09-25-2008, 09:40 AM
[Note: this is a blog (opinion) and is from the UK financial press. Whether or not you agree, at least it's a thought piece.]

Financial Times

An excellent column by Sebastian Mallaby (http://www.washingtonpost.com/wp-dyn/content/article/2008/09/20/AR2008092001059.html?hpid=opinionsbox1) looks at the unfolding Fed-Treasury plan and finds it wanting:

"The plan is being marketed under false pretenses. Supporters have invoked the shining success of the Resolution Trust Corporation as justification and precedent. But the RTC, which was created in 1989 to clean up the wreckage of the savings-and-loan crisis, bears little resemblance to what is being contemplated now. The RTC collected and eventually sold off loans made by thrifts that had gone bust. The administration proposes to buy up bad loans before the lenders go bust. This difference raises several questions.

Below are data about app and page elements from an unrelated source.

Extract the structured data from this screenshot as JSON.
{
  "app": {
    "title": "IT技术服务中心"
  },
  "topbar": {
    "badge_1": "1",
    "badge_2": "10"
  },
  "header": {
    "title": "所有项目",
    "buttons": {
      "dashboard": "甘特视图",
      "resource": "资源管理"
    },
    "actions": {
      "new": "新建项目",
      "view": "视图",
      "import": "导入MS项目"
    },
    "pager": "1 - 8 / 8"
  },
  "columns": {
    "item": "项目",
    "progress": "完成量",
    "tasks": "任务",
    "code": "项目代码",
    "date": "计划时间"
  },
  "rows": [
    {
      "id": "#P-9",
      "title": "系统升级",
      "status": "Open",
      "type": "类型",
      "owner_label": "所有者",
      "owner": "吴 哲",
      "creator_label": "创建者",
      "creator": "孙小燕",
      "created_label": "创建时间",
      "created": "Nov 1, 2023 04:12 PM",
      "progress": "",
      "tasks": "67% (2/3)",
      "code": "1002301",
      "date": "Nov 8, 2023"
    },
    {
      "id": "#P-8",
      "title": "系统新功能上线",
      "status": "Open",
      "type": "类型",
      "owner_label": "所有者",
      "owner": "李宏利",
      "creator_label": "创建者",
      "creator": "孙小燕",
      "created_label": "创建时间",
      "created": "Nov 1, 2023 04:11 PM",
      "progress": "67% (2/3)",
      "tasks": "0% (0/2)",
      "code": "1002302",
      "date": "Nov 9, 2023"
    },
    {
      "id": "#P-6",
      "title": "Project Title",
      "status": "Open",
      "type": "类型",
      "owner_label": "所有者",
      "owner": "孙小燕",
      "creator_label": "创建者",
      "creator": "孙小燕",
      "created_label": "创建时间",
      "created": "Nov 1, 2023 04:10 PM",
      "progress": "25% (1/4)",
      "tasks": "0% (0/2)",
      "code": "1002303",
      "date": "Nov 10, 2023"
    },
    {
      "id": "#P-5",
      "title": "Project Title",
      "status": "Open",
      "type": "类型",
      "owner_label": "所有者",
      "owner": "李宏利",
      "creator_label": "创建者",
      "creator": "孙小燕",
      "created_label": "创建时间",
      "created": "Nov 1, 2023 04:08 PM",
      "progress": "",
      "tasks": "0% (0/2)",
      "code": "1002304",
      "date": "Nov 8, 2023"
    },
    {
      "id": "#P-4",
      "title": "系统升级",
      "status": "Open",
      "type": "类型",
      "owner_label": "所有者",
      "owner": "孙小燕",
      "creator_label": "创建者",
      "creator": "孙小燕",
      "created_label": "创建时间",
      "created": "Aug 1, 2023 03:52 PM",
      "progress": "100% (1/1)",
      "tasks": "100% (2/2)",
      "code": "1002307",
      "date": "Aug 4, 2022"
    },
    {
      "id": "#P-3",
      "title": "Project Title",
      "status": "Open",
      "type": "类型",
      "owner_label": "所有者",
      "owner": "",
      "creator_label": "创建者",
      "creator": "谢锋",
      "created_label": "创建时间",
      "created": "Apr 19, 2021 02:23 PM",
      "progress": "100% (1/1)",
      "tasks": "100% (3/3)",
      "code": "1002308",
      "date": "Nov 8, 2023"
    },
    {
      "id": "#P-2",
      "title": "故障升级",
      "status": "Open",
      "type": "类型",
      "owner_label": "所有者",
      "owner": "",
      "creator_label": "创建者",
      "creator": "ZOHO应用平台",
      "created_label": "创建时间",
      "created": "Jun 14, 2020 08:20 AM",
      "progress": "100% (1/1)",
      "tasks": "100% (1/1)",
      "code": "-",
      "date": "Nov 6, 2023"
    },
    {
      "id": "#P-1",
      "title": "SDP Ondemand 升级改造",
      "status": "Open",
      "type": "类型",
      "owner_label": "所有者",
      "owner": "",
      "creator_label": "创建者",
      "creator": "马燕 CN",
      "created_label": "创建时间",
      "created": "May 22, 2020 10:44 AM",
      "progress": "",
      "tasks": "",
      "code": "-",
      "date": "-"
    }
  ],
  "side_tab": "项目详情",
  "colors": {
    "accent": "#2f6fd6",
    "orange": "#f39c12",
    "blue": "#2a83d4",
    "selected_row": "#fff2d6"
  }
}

The first is whether the bailout is necessary. In 1989, there was no choice. The federal government insured the thrifts, so when they failed, the feds were left holding their loans; the RTCs job was simply to get rid of them. But in buying bad loans before banks fail, the Bush administration would be signing up for a financial war of choice. It would spend billions of dollars on the theory that preemption will avert the mass destruction of banks. There are cheaper ways to stabilize the system."
Im a little reluctant to second-guess the proposal put together by Bernanke and Paulson because I dont know everything the Fed knows about the fragility of the credit markets and the urgency of the case. But I agree (http://blogs.ft.com/crookblog/2008/09/a-new-rtc-not-like-the-old-rtc/) that the RTC analogy is wrong, and the column is surely right about the problems the Fed-Treasury plan faces. The article goes on to mention separate alternative proposals by Charles Calomiris and Raghuram Rajan. Both stress the need to recapitalise the banks. Calomiris would do it through government purchases of equity, Rajan through mandatory rights issues and a prohibition of bank dividend payments..........

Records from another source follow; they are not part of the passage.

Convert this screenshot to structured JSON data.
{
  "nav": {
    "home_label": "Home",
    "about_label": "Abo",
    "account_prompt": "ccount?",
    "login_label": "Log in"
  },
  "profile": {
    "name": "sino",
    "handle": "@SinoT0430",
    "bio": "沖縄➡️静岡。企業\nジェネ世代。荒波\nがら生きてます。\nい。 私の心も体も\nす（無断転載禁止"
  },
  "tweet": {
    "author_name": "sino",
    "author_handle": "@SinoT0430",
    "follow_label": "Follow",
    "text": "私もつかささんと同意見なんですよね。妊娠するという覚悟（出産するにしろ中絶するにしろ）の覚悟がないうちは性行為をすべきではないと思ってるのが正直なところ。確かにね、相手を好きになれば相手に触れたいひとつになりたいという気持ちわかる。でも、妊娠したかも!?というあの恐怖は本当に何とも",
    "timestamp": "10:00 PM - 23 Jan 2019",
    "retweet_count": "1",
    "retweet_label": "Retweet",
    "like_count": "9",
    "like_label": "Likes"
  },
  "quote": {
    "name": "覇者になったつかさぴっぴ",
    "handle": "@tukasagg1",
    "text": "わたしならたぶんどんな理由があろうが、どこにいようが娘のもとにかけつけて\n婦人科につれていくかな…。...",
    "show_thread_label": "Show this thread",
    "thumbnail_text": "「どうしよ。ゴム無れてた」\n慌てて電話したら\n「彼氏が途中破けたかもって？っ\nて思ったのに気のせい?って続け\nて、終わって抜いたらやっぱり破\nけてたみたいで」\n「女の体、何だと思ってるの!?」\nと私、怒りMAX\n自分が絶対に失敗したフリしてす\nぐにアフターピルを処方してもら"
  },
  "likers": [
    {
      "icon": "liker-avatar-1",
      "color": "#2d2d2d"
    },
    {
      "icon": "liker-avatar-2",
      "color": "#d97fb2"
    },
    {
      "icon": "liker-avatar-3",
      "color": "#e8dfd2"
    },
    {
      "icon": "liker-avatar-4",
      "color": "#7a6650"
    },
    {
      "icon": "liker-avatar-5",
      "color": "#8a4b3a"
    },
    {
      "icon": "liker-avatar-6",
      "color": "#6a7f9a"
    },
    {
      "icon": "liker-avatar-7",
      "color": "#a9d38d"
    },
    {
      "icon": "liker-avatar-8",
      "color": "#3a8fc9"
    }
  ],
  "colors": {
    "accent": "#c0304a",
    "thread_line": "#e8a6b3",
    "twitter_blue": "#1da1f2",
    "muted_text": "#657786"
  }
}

09-25-2008, 09:51 AM
I agree with your analogy and I have to wonder, How many homes does the government plan to bulldoze?:)

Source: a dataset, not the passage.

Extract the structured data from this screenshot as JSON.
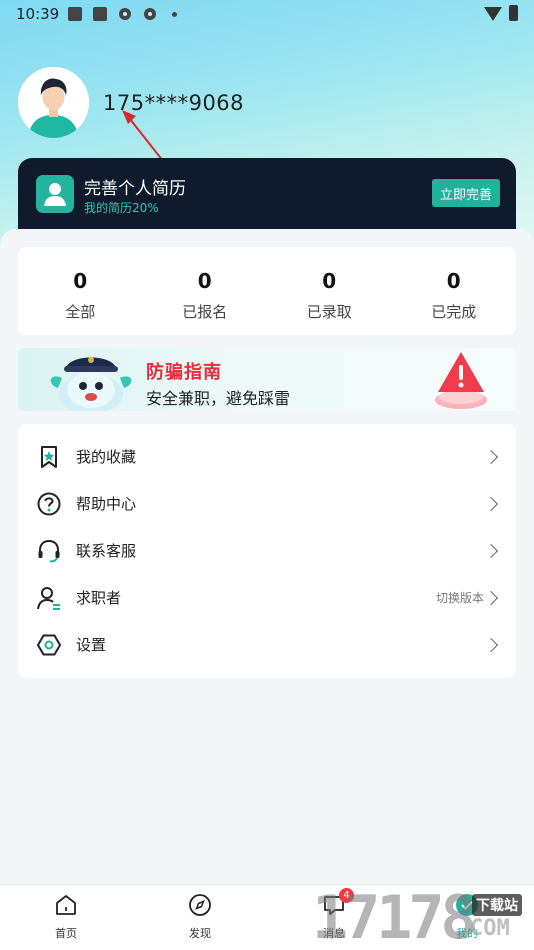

09-25-2008, 09:56 AM
What do you think? I just emailed below to Sen. Shelby.

Thank you, Senator Shelby for your firm stand on integrity, equity, courage and eloquently using the preciseness of English to inspire millions as Churchill did. I am likewise pleasingly shocked by the large number of your fellow Republicans rallying around equity, justice and the common man.

Regarding executive salary bail outs, there remains a lot of silliness. These greedy incompetents deserve almost nothing for helping push America and the world to a financial precipice. It is essential we make an example of their recklessness. For their parting salary pay them $1 above the maximum allowed by Congress and IRS to qualify as being impoverished. This would be a stunning rebuke of shame, disgust and warning for those who worship greed and jeopardize America.